Format

Send to

Choose Destination
Gynecol Oncol. 2003 May;89(2):314-7.

Metastatic ovarian tumors: a review of 64 cases.

Author information

1
Department of Gynecology, Osaka Medical Center for Cancer and Cardiovascular Diseases, 3-3 Nakamichi, 1-Chome, Higashinari-ku, Japan.

Abstract

OBJECTIVE:

The goal was to review cases of metastatic ovarian tumor with respect to their clinical features.

METHODS:

Sixty-four patients with pathologically confirmed metastatic ovarian carcinoma, who were treated between 1978 and 2002 at Osaka Medical Center for Cancer and Cardiovascular Diseases (OMCC), were reviewed and the clinical features examined.

RESULTS:

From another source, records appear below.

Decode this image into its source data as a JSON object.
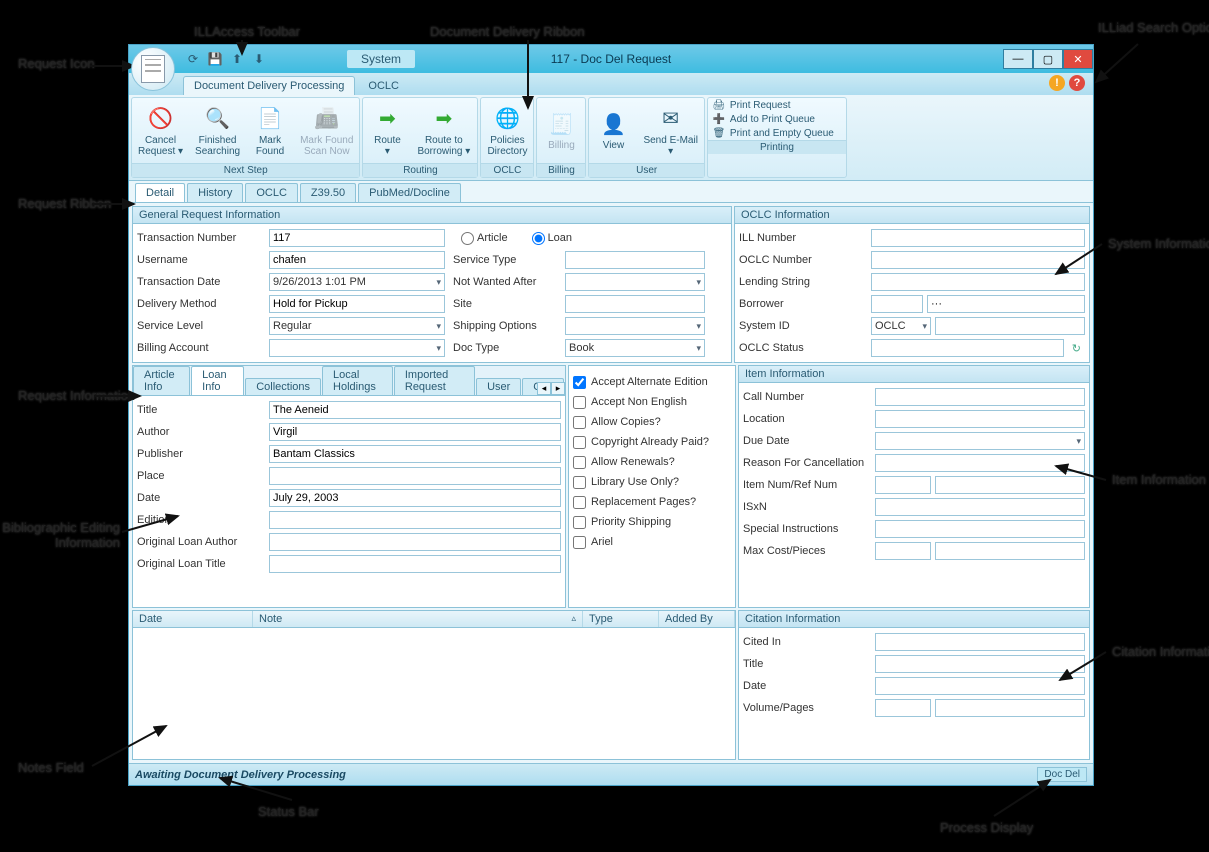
{
  "window": {
    "title": "117 - Doc Del Request",
    "system_tab": "System"
  },
  "ribbon_tabs": [
    "Document Delivery Processing",
    "OCLC"
  ],
  "ribbon": {
    "next_step": {
      "label": "Next Step",
      "buttons": [
        "Cancel Request",
        "Finished Searching",
        "Mark Found",
        "Mark Found Scan Now"
      ]
    },
    "routing": {
      "label": "Routing",
      "buttons": [
        "Route",
        "Route to Borrowing"
      ]
    },
    "oclc": {
      "label": "OCLC",
      "buttons": [
        "Policies Directory"
      ]
    },
    "billing": {
      "label": "Billing",
      "buttons": [
        "Billing"
      ]
    },
    "user": {
      "label": "User",
      "buttons": [
        "View",
        "Send E-Mail"
      ]
    },
    "printing": {
      "label": "Printing",
      "items": [
        "Print Request",
        "Add to Print Queue",
        "Print and Empty Queue"
      ]
    }
  },
  "page_tabs": [
    "Detail",
    "History",
    "OCLC",
    "Z39.50",
    "PubMed/Docline"
  ],
  "general": {
    "header": "General Request Information",
    "transaction_number_label": "Transaction Number",
    "transaction_number": "117",
    "type_article": "Article",
    "type_loan": "Loan",
    "type_selected": "loan",
    "username_label": "Username",
    "username": "chafen",
    "service_type_label": "Service Type",
    "transaction_date_label": "Transaction Date",
    "transaction_date": "9/26/2013 1:01 PM",
    "not_wanted_after_label": "Not Wanted After",
    "delivery_method_label": "Delivery Method",
    "delivery_method": "Hold for Pickup",
    "site_label": "Site",
    "service_level_label": "Service Level",
    "service_level": "Regular",
    "shipping_options_label": "Shipping Options",
    "billing_account_label": "Billing Account",
    "doc_type_label": "Doc Type",
    "doc_type": "Book"
  },
  "oclc_info": {
    "header": "OCLC Information",
    "ill_number": "ILL Number",
    "oclc_number": "OCLC Number",
    "lending_string": "Lending String",
    "borrower": "Borrower",
    "system_id": "System ID",
    "system_id_value": "OCLC",
    "oclc_status": "OCLC Status"
  },
  "inner_tabs": [
    "Article Info",
    "Loan Info",
    "Collections",
    "Local Holdings",
    "Imported Request",
    "User",
    "Copy"
  ],
  "loan_info": {
    "title_label": "Title",
    "title": "The Aeneid",
    "author_label": "Author",
    "author": "Virgil",
    "publisher_label": "Publisher",
    "publisher": "Bantam Classics",
    "place_label": "Place",
    "place": "",
    "date_label": "Date",
    "date": "July 29, 2003",
    "edition_label": "Edition",
    "edition": "",
    "orig_author_label": "Original Loan Author",
    "orig_title_label": "Original Loan Title"
  },
  "flags": {
    "accept_alternate": "Accept Alternate Edition",
    "accept_non_english": "Accept Non English",
    "allow_copies": "Allow Copies?",
    "copyright_paid": "Copyright Already Paid?",
    "allow_renewals": "Allow Renewals?",
    "library_use": "Library Use Only?",
    "replacement": "Replacement Pages?",
    "priority_shipping": "Priority Shipping",
    "ariel": "Ariel",
    "checked": [
      "accept_alternate"
    ]
  },
  "item_info": {
    "header": "Item Information",
    "call_number": "Call Number",
    "location": "Location",
    "due_date": "Due Date",
    "reason_cancel": "Reason For Cancellation",
    "item_num": "Item Num/Ref Num",
    "isxn": "ISxN",
    "special": "Special Instructions",
    "max_cost": "Max Cost/Pieces"
  },
  "notes_grid": {
    "date": "Date",
    "note": "Note",
    "type": "Type",
    "added_by": "Added By"
  },
  "citation": {
    "header": "Citation Information",
    "cited_in": "Cited In",
    "title": "Title",
    "date": "Date",
    "volume": "Volume/Pages"
  },
  "status": {
    "text": "Awaiting Document Delivery Processing",
    "process": "Doc Del"
  },
  "annotations": {
    "request_icon": "Request Icon",
    "ill_access_toolbar": "ILLAccess Toolbar",
    "document_delivery_ribbon": "Document Delivery Ribbon",
    "illiad_search_options": "ILLiad Search Options",
    "request_ribbon": "Request Ribbon",
    "request_information": "Request Information",
    "bibliographic_editing": "Bibliographic Editing Information",
    "notes_field": "Notes Field",
    "status_bar": "Status Bar",
    "system_information": "System Information",
    "item_information": "Item Information",
    "citation_information": "Citation Information",
    "process_display": "Process Display"
  }
}
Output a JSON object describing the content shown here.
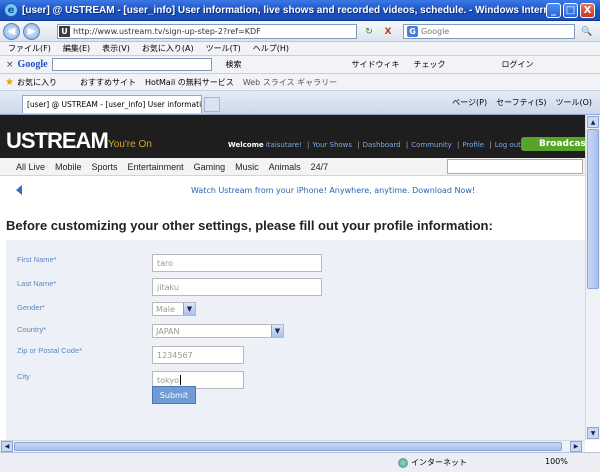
{
  "window": {
    "icon_letter": "e",
    "title": "[user] @ USTREAM - [user_info] User information, live shows and recorded videos, schedule. - Windows Internet Explorer",
    "controls": {
      "minimize": "_",
      "maximize": "□",
      "close": "X"
    }
  },
  "address_bar": {
    "back": "◀",
    "forward": "▶",
    "site_badge": "U",
    "url": "http://www.ustream.tv/sign-up-step-2?ref=KDF",
    "refresh": "↻",
    "stop": "X",
    "search_placeholder": "Google",
    "search_engine_badge": "G",
    "search_button": "🔍"
  },
  "menu": [
    "ファイル(F)",
    "編集(E)",
    "表示(V)",
    "お気に入り(A)",
    "ツール(T)",
    "ヘルプ(H)"
  ],
  "google_toolbar": {
    "close": "×",
    "logo": "Google",
    "items": [
      "検索",
      "サイドウィキ",
      "チェック",
      "ログイン"
    ]
  },
  "favorites_bar": {
    "favorites_label": "お気に入り",
    "items": [
      "おすすめサイト",
      "HotMail の無料サービス",
      "Web スライス ギャラリー"
    ]
  },
  "tabs": {
    "active_tab": "[user] @ USTREAM - [user_info] User information, l...",
    "commands": [
      "ページ(P)",
      "セーフティ(S)",
      "ツール(O)"
    ]
  },
  "site": {
    "logo": "USTREAM",
    "tagline": "You're On",
    "welcome": "Welcome",
    "username": "itaisutare!",
    "links": [
      "Your Shows",
      "Dashboard",
      "Community",
      "Profile",
      "Log out"
    ],
    "broadcast_button": "Broadcast",
    "categories": [
      "All Live",
      "Mobile",
      "Sports",
      "Entertainment",
      "Gaming",
      "Music",
      "Animals",
      "24/7"
    ],
    "promo_text": "Watch Ustream from your iPhone! Anywhere, anytime. Download Now!",
    "heading": "Before customizing your other settings, please fill out your profile information:",
    "form": {
      "first_name_label": "First Name*",
      "first_name_value": "taro",
      "last_name_label": "Last Name*",
      "last_name_value": "jitaku",
      "gender_label": "Gender*",
      "gender_value": "Male",
      "country_label": "Country*",
      "country_value": "JAPAN",
      "zip_label": "Zip or Postal Code*",
      "zip_value": "1234567",
      "city_label": "City",
      "city_value": "tokyo",
      "submit_label": "Submit"
    }
  },
  "status_bar": {
    "zone": "インターネット",
    "zoom": "100%"
  },
  "colors": {
    "titlebar": "#1a4fc2",
    "brand_bar": "#1e1e1e",
    "broadcast": "#58a32a",
    "link_blue": "#2a62b5",
    "tagline": "#d7a928",
    "form_panel": "#edf1f7",
    "submit": "#6f9cd4"
  }
}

We found that metastatic tumors accounted for 21.1% (64/304) of malignant ovarian tumors. Of 64 metastatic ovarian tumors, 26 originated from gynecologic organs, and 38, from nongynecologic organs. Gynecologic primary sites were the uterine body (23%), uterine cervix (14%), and fallopian tube (3%). Eight of nine cervical cancers with ovarian metastases were adenocarcinomas. Adenocarcinoma of the uterine cervix metastasized to the ovaries more frequently than squamous cell carcinoma (5.6% vs 0.1%, respectively; P < 0.01). Among 38 cases of metastatic ovarian tumors from nongynecologic organs, Krukenberg tumors, pathologically characterized by the presence of typical signet-ring cells, were found in 11 patients (29%). Most (8/11) had originated in the stomach. Half (19/38) were preoperatively diagnosed as metastases. The 5-year survival rate after resection of metastatic ovarian tumors from gynecologic organs was significantly higher than the rate after resection of such tumors from nongynecologic organs (47% vs 19%, respectively; P = 0.026).

CONCLUSIONS:

Metastatic ovarian tumors are likely to be relatively common in Japan because of the high incidence of gastric cancer. In cases of pelvic tumor, metastatic ovarian tumor should always be included in the differential diagnoses. As the 5-year survival after resection of metastatic ovarian tumor is 19%, even for tumors from nongynecologic organs, it seems worthwhile to consider tumorectomy as the second cytoreduction.

PMID:
12713997
DOI:
10.1016/s0090-8258(03)00075-1
[Indexed for MEDLINE]

Supplemental Content

Full text links

Icon for Elsevier Science
Loading ...
Support Center